■ **TASK**:
The lines below that include "icon" are to be found and copied.

※ ※ ※

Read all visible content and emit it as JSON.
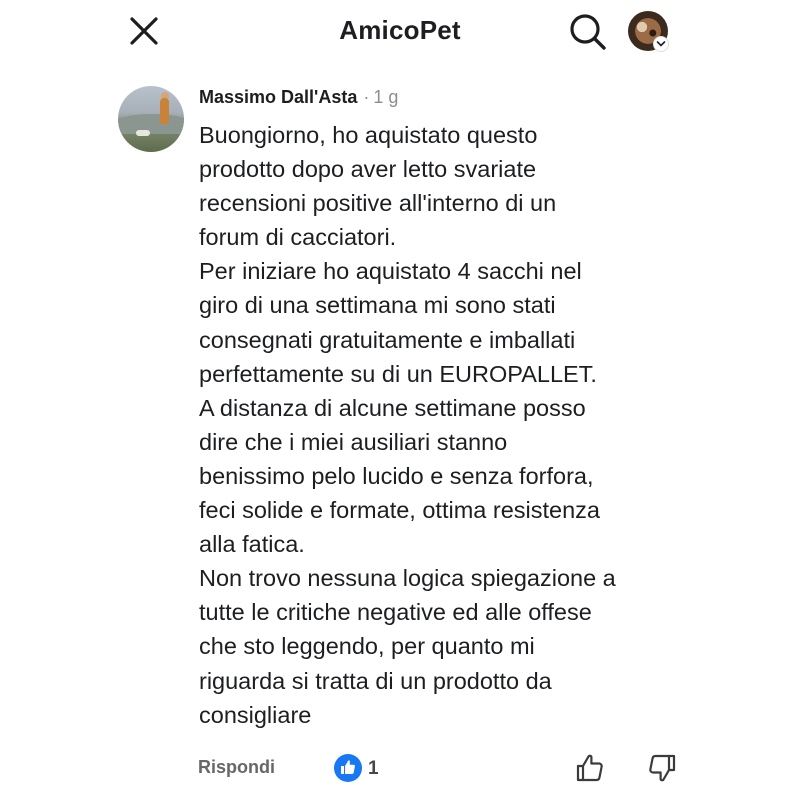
{
  "header": {
    "title": "AmicoPet",
    "close_icon": "close-icon",
    "search_icon": "search-icon",
    "profile_icon": "profile-avatar-icon"
  },
  "comment": {
    "author": "Massimo Dall'Asta",
    "separator": "·",
    "time": "1 g",
    "body_lines": [
      "Buongiorno, ho aquistato questo",
      "prodotto dopo aver letto svariate",
      "recensioni positive all'interno di un",
      "forum di cacciatori.",
      "Per iniziare ho aquistato 4 sacchi nel",
      "giro di una settimana mi sono stati",
      "consegnati gratuitamente e imballati",
      "perfettamente su di un EUROPALLET.",
      "A distanza di alcune settimane posso",
      "dire che i miei ausiliari stanno",
      "benissimo pelo lucido e senza forfora,",
      "feci solide e formate, ottima resistenza",
      "alla fatica.",
      "Non trovo nessuna logica spiegazione a",
      "tutte le critiche negative ed alle offese",
      "che sto leggendo, per quanto mi",
      "riguarda si tratta di un prodotto da",
      "consigliare"
    ]
  },
  "actions": {
    "reply_label": "Rispondi",
    "reaction_icon": "like-reaction-icon",
    "reaction_count": "1",
    "like_icon": "thumbs-up-icon",
    "dislike_icon": "thumbs-down-icon"
  },
  "colors": {
    "text": "#1c1e21",
    "secondary_text": "#65676b",
    "accent": "#1877f2"
  }
}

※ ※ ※

■ **ANSWER BELOW**:
    "close_icon": "close-icon",
    "search_icon": "search-icon",
    "profile_icon": "profile-avatar-icon"
    "reaction_icon": "like-reaction-icon",
    "like_icon": "thumbs-up-icon",
    "dislike_icon": "thumbs-down-icon"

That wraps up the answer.